    Nnnnnnnnnnooooooooooooooooooooooooooooooooo

  2. SuperSpeedBump says:

    Well that’s disappointing.

  3. dullard8 says:

    What’s disappointing.?The Supreme Court merely said you can’t do indirectly what you can’t do directly.

  4. StevenB says:

    I’m still a bit confused. My understanding of basic copyright is that you can’t take copyrighted works and “resell” it to make money. That is essentially what Aereo is doing. They’re taking the signals and made a business of reselling those signals. I simply may be missing something and I’m trying to understand it all but, I’m not surprised at the outcome because of the above stated. I’m wondering if Aereo hadn’t charged a fee or made money if this would even be an issue.

    • MathManv2point0 says:

      The way I understand Aereo to work that was Instead of setting up an HD antenna and DVR in my home (something I can legally do), I would be paying Aereo to set up an HD antenna and DVR for me. The antenna is set up in my network area and would only access the channels I could get with an HD antenna in my home. The fee is for the equipment and service, not the content.

      • SingleMaltGeek says:

        Exactly, MathMan. You have access via the Internet to your recordings via the equipment that you lease.

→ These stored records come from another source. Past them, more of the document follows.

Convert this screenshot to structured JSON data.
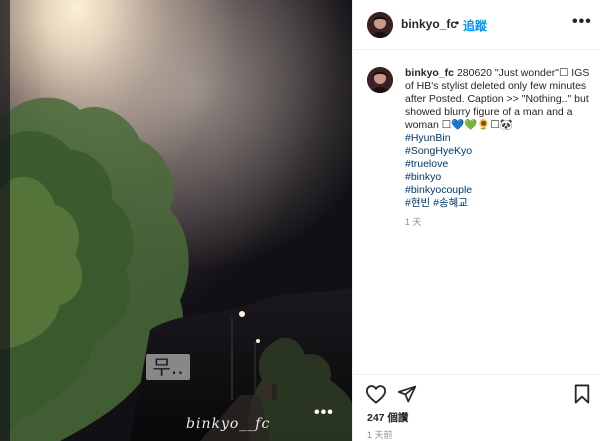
{
  "media": {
    "caption_badge": "무..",
    "watermark": "binkyo__fc",
    "more_label": "•••"
  },
  "header": {
    "username": "binkyo_fc",
    "separator": "•",
    "follow_label": "追蹤",
    "more_label": "•••",
    "more_icon": "ellipsis-icon"
  },
  "comment": {
    "username": "binkyo_fc",
    "text": "280620 \"Just wonder\"☐ IGS of HB's stylist deleted only few minutes after Posted. Caption >> \"Nothing..\" but showed blurry figure of a man and a woman ☐💙💚🌻☐🐼",
    "hashtags": [
      "#HyunBin",
      "#SongHyeKyo",
      "#truelove",
      "#binkyo",
      "#binkyocouple",
      "#현빈 #송혜교"
    ],
    "time": "1 天"
  },
  "actions": {
    "like_icon": "heart-icon",
    "share_icon": "paper-plane-icon",
    "save_icon": "bookmark-icon",
    "likes": "247 個讚",
    "time": "1 天前"
  },
  "colors": {
    "link": "#0095f6",
    "hashtag": "#00376b",
    "muted": "#8e8e8e",
    "text": "#262626"
  }
}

        Now, can you please go explain that to the SCOTUS? They don’t seem to get it.